*Work request*.
Please report every line in the material below where the word "meta" is found.

--------

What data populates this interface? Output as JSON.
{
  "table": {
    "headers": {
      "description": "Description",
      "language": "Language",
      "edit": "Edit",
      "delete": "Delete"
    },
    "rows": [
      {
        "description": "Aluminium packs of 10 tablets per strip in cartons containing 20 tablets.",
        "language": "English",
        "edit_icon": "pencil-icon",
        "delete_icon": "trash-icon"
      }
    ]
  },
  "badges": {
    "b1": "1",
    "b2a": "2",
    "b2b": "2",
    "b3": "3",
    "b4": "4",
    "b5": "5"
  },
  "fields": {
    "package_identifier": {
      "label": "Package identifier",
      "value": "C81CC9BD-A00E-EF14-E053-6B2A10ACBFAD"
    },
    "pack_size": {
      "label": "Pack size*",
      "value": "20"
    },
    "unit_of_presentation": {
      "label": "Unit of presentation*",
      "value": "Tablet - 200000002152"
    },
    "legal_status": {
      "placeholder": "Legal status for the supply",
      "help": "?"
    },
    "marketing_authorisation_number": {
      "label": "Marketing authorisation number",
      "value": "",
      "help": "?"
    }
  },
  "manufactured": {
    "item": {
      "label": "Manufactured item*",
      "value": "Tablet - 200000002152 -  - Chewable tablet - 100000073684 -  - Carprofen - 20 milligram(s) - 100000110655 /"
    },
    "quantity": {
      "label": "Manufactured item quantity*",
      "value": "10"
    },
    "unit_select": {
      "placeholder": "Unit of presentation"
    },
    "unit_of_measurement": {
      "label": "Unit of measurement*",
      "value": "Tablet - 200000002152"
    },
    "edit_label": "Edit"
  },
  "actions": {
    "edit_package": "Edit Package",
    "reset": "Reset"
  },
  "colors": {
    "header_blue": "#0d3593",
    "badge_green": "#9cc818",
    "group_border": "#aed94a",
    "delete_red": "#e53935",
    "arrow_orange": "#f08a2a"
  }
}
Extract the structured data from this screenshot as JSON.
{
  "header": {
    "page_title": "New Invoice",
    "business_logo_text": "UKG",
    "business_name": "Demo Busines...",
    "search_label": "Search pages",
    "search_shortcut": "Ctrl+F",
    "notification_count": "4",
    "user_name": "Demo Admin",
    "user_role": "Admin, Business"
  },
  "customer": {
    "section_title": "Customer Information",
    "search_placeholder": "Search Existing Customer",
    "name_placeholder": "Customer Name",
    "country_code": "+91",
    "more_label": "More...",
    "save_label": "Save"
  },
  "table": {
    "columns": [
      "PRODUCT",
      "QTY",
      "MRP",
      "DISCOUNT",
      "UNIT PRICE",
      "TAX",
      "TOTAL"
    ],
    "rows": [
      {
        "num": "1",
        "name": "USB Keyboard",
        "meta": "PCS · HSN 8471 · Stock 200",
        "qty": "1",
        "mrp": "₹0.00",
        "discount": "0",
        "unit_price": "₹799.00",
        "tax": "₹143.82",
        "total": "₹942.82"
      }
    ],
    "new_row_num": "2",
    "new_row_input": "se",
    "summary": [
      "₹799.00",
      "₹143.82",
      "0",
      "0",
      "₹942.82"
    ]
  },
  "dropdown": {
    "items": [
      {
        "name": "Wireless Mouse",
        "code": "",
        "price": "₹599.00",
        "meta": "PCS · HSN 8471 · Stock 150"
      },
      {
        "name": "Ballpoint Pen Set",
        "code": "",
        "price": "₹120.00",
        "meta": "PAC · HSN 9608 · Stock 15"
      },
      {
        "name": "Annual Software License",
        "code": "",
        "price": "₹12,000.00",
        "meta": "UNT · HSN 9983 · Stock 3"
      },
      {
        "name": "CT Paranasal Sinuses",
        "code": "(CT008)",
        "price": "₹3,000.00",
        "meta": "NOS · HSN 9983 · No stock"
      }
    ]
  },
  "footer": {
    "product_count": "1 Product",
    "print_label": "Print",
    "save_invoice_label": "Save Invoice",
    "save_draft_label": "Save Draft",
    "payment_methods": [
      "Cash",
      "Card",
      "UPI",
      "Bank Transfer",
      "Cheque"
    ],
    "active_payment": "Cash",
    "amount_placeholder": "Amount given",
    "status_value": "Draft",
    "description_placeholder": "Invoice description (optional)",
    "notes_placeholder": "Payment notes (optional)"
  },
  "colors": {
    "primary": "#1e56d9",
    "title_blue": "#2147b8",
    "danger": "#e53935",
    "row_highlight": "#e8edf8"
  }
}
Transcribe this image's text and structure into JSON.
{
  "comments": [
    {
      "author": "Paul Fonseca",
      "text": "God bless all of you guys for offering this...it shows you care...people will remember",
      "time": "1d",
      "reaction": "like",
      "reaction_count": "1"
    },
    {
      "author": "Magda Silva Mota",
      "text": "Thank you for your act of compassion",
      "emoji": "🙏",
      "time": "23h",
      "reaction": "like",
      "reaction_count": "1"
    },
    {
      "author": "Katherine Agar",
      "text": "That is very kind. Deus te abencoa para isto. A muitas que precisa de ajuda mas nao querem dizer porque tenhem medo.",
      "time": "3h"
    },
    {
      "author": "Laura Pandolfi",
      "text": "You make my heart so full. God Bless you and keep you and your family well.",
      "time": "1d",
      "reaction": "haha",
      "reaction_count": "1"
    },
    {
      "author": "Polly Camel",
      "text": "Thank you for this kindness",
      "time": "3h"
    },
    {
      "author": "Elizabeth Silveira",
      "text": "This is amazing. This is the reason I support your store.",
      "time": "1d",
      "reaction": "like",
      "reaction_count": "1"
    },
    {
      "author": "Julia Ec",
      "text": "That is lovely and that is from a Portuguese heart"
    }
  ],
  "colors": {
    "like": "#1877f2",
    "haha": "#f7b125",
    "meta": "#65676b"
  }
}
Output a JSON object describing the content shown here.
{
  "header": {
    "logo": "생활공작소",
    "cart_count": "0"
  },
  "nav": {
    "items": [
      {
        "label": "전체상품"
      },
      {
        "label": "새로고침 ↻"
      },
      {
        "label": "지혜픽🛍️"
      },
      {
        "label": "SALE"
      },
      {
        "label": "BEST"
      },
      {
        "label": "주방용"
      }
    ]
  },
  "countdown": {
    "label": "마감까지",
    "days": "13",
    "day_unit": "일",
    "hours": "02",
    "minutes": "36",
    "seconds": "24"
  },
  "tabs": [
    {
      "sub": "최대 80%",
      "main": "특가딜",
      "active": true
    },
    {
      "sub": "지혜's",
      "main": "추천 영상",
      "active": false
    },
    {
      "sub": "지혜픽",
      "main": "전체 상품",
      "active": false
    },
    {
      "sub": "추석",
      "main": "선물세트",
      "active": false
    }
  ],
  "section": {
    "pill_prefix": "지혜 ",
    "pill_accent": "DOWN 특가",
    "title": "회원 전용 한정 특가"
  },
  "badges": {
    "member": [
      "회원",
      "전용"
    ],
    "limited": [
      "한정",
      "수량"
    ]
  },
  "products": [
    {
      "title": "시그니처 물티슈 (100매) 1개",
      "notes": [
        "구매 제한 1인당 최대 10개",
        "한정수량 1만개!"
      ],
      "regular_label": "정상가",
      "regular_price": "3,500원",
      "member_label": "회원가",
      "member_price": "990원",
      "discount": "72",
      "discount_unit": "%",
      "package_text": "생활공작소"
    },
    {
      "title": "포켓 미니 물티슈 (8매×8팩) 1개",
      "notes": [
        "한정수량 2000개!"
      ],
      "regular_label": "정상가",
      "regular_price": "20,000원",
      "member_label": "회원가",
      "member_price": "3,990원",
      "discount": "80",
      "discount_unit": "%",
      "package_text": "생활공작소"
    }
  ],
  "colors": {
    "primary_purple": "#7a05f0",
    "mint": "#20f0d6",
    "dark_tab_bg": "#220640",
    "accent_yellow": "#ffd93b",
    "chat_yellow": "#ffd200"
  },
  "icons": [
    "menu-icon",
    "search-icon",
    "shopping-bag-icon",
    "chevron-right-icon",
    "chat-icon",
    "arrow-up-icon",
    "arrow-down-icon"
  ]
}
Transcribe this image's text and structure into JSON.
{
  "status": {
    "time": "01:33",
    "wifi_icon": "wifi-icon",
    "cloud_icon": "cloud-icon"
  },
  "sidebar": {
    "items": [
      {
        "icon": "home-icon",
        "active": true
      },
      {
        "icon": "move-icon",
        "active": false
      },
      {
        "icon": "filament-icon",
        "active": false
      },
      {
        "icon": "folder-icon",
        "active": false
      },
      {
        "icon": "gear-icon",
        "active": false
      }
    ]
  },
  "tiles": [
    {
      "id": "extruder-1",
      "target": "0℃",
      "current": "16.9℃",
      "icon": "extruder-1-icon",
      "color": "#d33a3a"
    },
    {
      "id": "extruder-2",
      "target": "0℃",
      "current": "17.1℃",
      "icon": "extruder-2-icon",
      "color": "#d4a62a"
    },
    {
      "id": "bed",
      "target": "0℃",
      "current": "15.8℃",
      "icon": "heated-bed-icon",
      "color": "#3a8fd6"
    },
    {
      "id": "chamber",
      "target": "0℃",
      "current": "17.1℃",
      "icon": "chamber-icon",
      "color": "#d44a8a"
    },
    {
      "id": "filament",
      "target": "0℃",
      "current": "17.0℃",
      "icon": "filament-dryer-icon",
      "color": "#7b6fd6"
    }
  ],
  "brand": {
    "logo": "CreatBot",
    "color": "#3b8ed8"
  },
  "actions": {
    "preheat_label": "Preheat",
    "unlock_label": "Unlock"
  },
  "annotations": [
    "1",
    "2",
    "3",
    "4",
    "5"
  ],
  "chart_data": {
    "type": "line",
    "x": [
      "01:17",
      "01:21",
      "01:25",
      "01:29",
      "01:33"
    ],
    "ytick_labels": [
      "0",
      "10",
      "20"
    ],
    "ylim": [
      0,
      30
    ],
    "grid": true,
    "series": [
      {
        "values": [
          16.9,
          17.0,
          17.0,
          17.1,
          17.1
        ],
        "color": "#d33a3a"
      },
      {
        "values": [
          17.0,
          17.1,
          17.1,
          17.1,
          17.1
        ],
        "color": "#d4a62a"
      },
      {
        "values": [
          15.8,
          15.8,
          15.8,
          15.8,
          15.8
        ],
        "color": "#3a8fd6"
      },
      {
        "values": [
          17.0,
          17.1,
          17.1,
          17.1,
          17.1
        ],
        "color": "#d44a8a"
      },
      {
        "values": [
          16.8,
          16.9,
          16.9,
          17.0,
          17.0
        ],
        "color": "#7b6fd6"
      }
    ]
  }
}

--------

*Answer to this problem*.
        "meta": "PCS · HSN 8471 · Stock 200",
        "meta": "PCS · HSN 8471 · Stock 150"
        "meta": "PAC · HSN 9608 · Stock 15"
        "meta": "UNT · HSN 9983 · Stock 3"
        "meta": "NOS · HSN 9983 · No stock"
    "meta": "#65676b"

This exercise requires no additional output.